Scientology Gets Its Ass Kicked In the Desert
[Tommy Davis on the hot seat, from KESQ]
SEE UPDATE, after the jump.
Wise Beard Man tipped us recently that KESQ, a local television station in Palm Springs, California, has put together a pretty terrific 5-part investigation of Scientology.
Why Palm Springs? Well, one of Scientology's stranger facilities is located in the California desert, well away from the prying eyes of big-town journalists. For years, the Hubbard cabal in Hemet, California has been able to push around local politicians and law enforcement, convincing them, for example, that protesters at the desert site should be jailed for things like random Usenet posts.
So it's encouraging that even out in the middle of nowhere, Scientology can't escape a thorough drubbing by an alert media.
Our favorite part, naturally, was the episode in which a KESQ reporter made reference to the Voice as he was grilling one of our favorite Scientology tools, Tommy Davis, a church spokesman and son of actress Anne Archer.
KESQ's Nathan Baca asked Davis, "Somebody from the Village Voice apparently said the Church of Scientology is about 'ridding the body of space alien parasites.' And your reaction then and now is exactly to that claim?"
Davis answered, "You know, here's the thing. There are outrageous claims out there on the Internet about what Scientologists believe."
Very clever response, Tommy. Yes, the stuff Scientologists believe is pretty outrageous, and it is plastered all over the Internet. Davis, with that answer, is implying that the "outrageous" material isn't true, but of course, it is true. Because the stuff we at the Voice, and many others, have written over many years regarding the actual beliefs of Scientologists is based on court records and other sources of L. Ron Hubbard's own writings.

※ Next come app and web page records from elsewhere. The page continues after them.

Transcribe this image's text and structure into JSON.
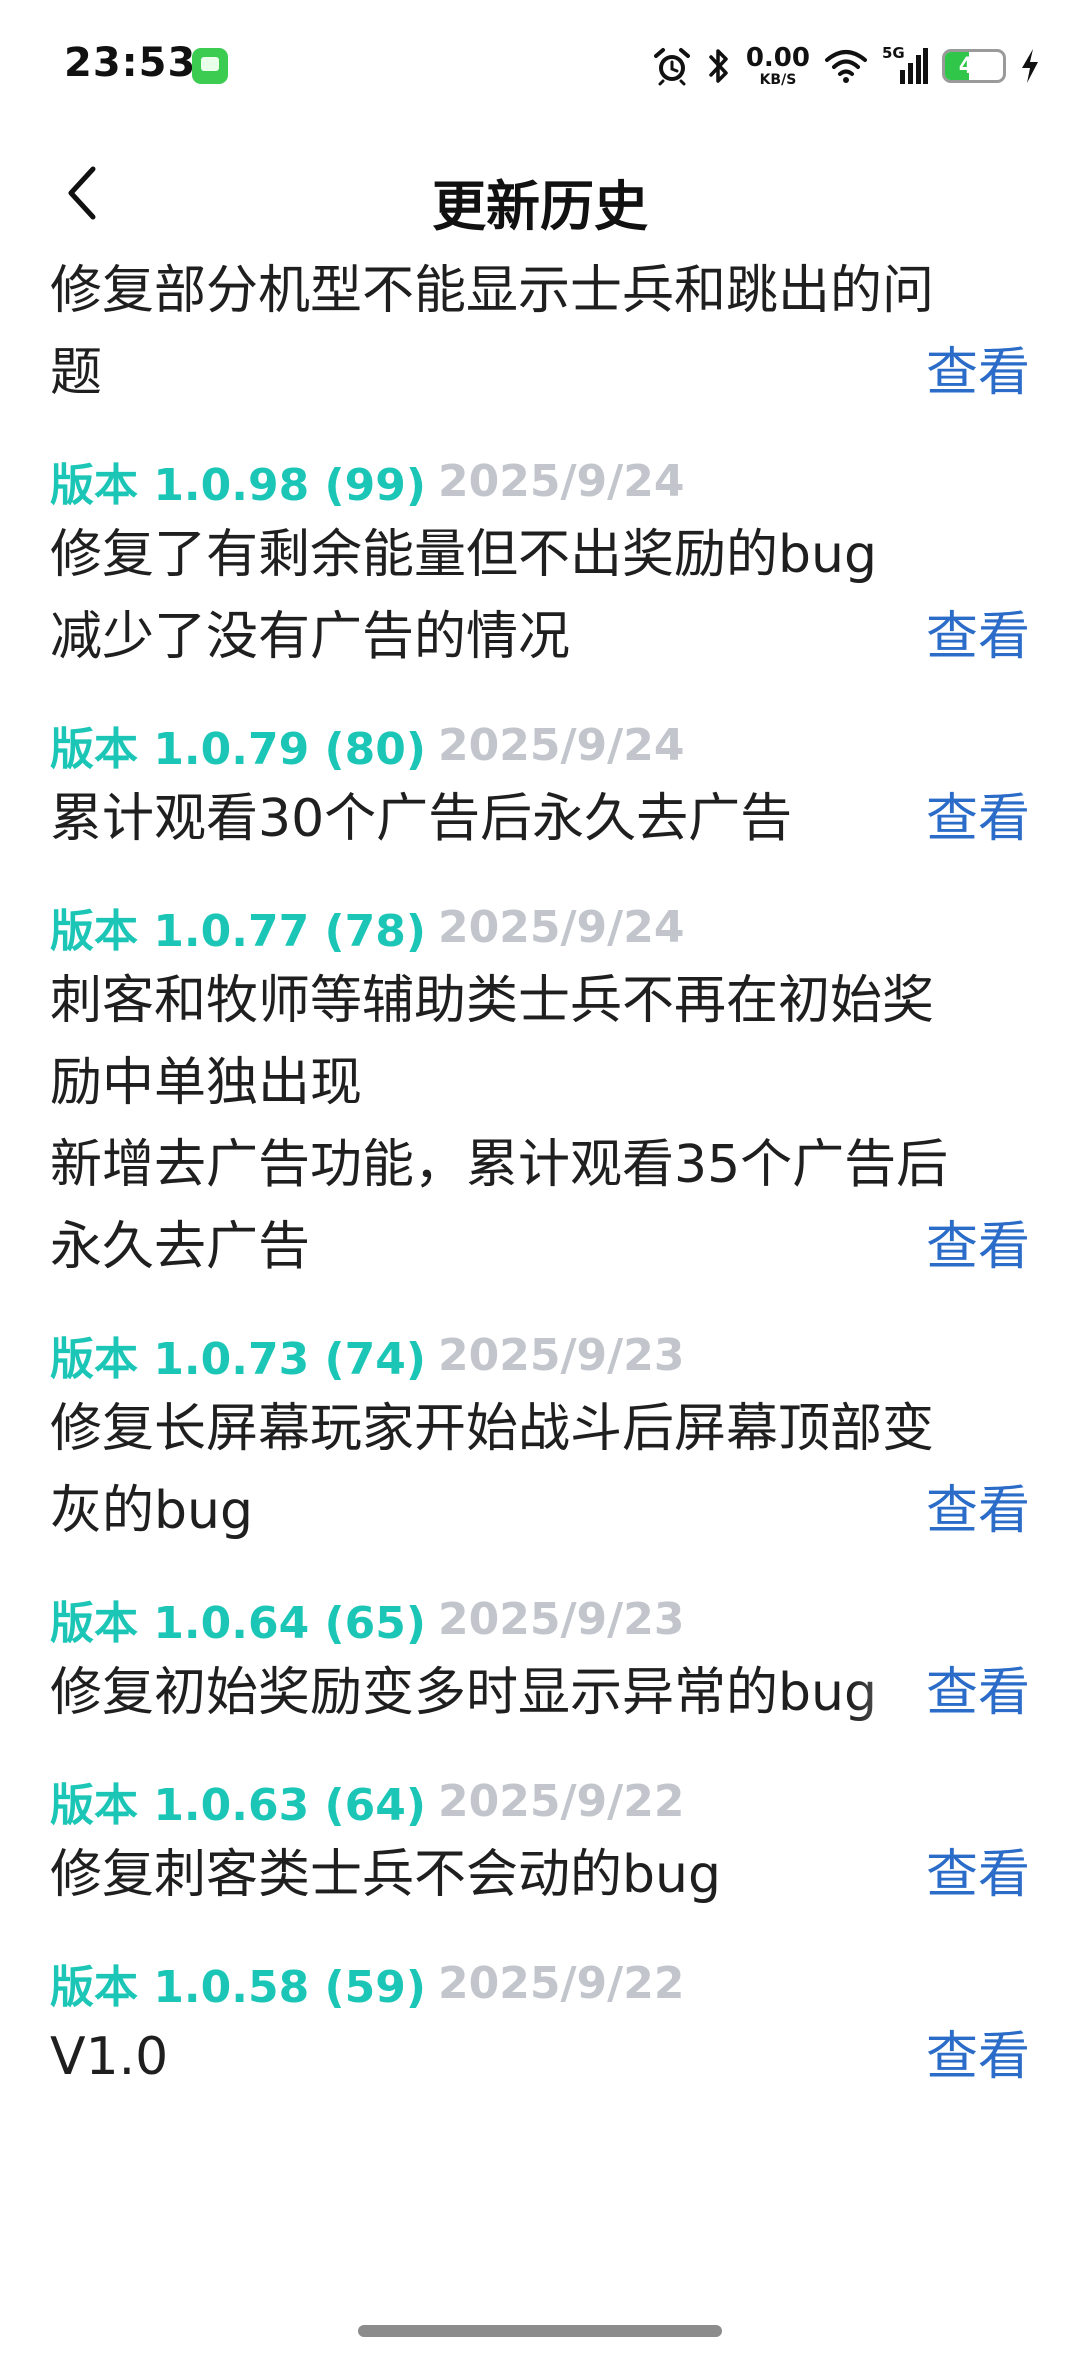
{
  "status_bar": {
    "time": "23:53",
    "net_speed_value": "0.00",
    "net_speed_unit": "KB/S",
    "signal_label": "5G",
    "battery_level": "41",
    "battery_fraction": 0.41,
    "icons": [
      "alarm-icon",
      "bluetooth-icon",
      "wifi-icon",
      "cellular-signal-icon",
      "battery-icon",
      "charging-icon"
    ]
  },
  "header": {
    "title": "更新历史",
    "back_icon": "chevron-left-icon"
  },
  "colors": {
    "version": "#1cc6b6",
    "date": "#c2c6cc",
    "link": "#2a6cc8",
    "battery_fill": "#2fc64a"
  },
  "entries": [
    {
      "version": "",
      "date": "",
      "lines": [
        "修复部分机型不能显示士兵和跳出的问",
        "题"
      ],
      "fade": false,
      "link": "查看"
    },
    {
      "version": "版本 1.0.98 (99)",
      "date": "2025/9/24",
      "lines": [
        "修复了有剩余能量但不出奖励的bug",
        "减少了没有广告的情况"
      ],
      "fade": false,
      "link": "查看"
    },
    {
      "version": "版本 1.0.79 (80)",
      "date": "2025/9/24",
      "lines": [
        "累计观看30个广告后永久去广告"
      ],
      "fade": true,
      "link": "查看"
    },
    {
      "version": "版本 1.0.77 (78)",
      "date": "2025/9/24",
      "lines": [
        "刺客和牧师等辅助类士兵不再在初始奖",
        "励中单独出现",
        "新增去广告功能，累计观看35个广告后",
        "永久去广告"
      ],
      "fade": false,
      "link": "查看"
    },
    {
      "version": "版本 1.0.73 (74)",
      "date": "2025/9/23",
      "lines": [
        "修复长屏幕玩家开始战斗后屏幕顶部变",
        "灰的bug"
      ],
      "fade": false,
      "link": "查看"
    },
    {
      "version": "版本 1.0.64 (65)",
      "date": "2025/9/23",
      "lines": [
        "修复初始奖励变多时显示异常的bug"
      ],
      "fade": true,
      "link": "查看"
    },
    {
      "version": "版本 1.0.63 (64)",
      "date": "2025/9/22",
      "lines": [
        "修复刺客类士兵不会动的bug"
      ],
      "fade": false,
      "link": "查看"
    },
    {
      "version": "版本 1.0.58 (59)",
      "date": "2025/9/22",
      "lines": [
        "V1.0"
      ],
      "fade": false,
      "link": "查看"
    }
  ]
}
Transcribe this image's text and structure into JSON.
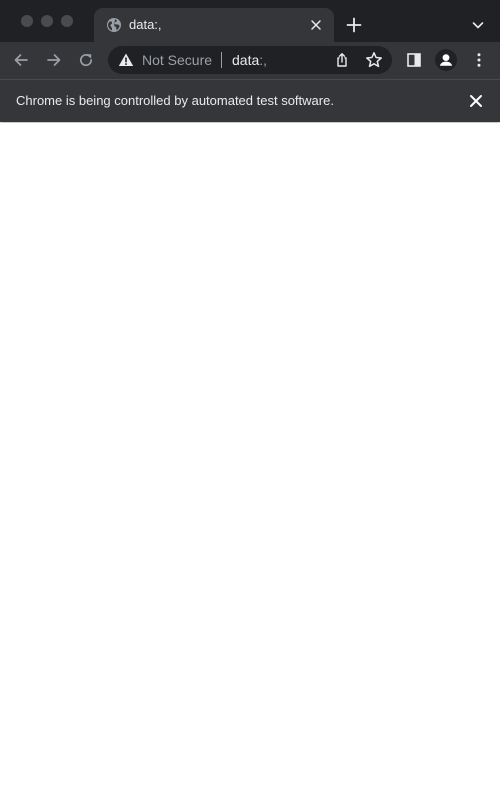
{
  "tab": {
    "title": "data:,"
  },
  "omnibox": {
    "security_label": "Not Secure",
    "url_host": "data",
    "url_rest": ":,"
  },
  "infobar": {
    "message": "Chrome is being controlled by automated test software."
  },
  "icons": {
    "favicon": "globe-icon",
    "tab_close": "close-icon",
    "new_tab": "plus-icon",
    "tab_search": "chevron-down-icon",
    "back": "arrow-left-icon",
    "forward": "arrow-right-icon",
    "reload": "reload-icon",
    "security": "warning-triangle-icon",
    "share": "share-icon",
    "bookmark": "star-icon",
    "side_panel": "side-panel-icon",
    "profile": "person-icon",
    "menu": "kebab-menu-icon",
    "infobar_close": "close-icon"
  },
  "colors": {
    "frame": "#202124",
    "toolbar": "#35363a",
    "text": "#e8eaed",
    "muted": "#9aa0a6",
    "content": "#ffffff"
  }
}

But here comes the best part. Davis himself then asserts that the "easiest and most transparent way" to learn about Scientology is "through L. Ron Hubbard's books and lectures."
Baca's ready for that, and he whips out one of Hubbard's many arcane and very stupid manuals about space aliens and federations of planets and counseling tomatoes, and whatever.
"I can stop you," Davis says. "I'm familiar with the material. I think what you're getting at is the confidential scriptures of the Church."
But Baca won't be dissuaded: "Is this not about the fundamentals of your belief?"
And here comes the classic Scientology dodge. Davis says that discussing the beliefs of his church is offensive: "For you to talk to me, you as somebody who is not a Scientologist to talk to me about what my beliefs are or to ask me to explain any core religious belief, that's an offensive concept. Nobody should ever be asked to do that."
No, certainly not! After all, a Christian would be deeply offended if you asked him about this 'Jesus' fellow. And who would ever think it appropriate to question the spokesman of a religion about the core beliefs of his faith? Oh, the rudeness!
Look, we've said it many times, and we'll say it again: Scientology should never be treated as a legitimate faith by local governments as long as it insists on charging people hundreds of thousands of dollars before telling them the most basic, most fundamental of its core beliefs.
Christians aren't shy about telling you that believing in Jesus will get you everlasting life. Jews aren't reticent about telling you that they have a special compact with God. Muslims, well, they are a bit touchy about Mohammed, but what more is there to understand about Islam than a total devotion to an all-powerful Allah? The rest, in every case, is just detail, and if you really want the rest, all you need to do is spend a few bucks for a used Bible or Koran at your local thrift store. And of course, it goes without saying that you don't have to believe any of them.
Scientology wants a small fortune before telling you that your body is crawling with invisible space-alien parasites, and that L. Ron Hubbard discovered the only way to get rid of them, by holding onto a couple of soup cans connected to a sweat-meter while being grilled about your most embarrassing secrets.
Sounds like loads of fun. And it's utter bullshit, of course. But too often, Americans who are squeamish about religion in general buy into the idea that Scientology somehow shouldn't have to explain itself, even as it impoverishes the gullible.
So congratulations to KESQ for calling Tommy Davis on that nonsense.
UPDATE: From the comments, a classic Scientology response: "The religious practices of Scientology are primarily the auditing process wherein a spiritual being is guided by a trained auditor in various processes to better his spiritual condition."
Why are Scientologists afraid to be a little more specific, as in, "The religious practices of Scientology are primarily the auditing process wherein a spiritual being pays tens of thousands of dollars per spiritual level to be interrogated by a trained auditor about his most privately-held secrets in order to find the things holding back his spiritual condition, things which our most highly-esteemed leader tell us are actually the disembodied souls of ancient space aliens, as laid out in our leader's sacred texts, which may not be altered or negated in any way."
Why, Scientologists, why? Why can't you just own up to that the way people of other faiths are happy to tell about the origin stories and arcana of their own belief systems?
Oh, are you afraid it might be tough to get those high prices if people knew what they were getting into on the front end of the deal?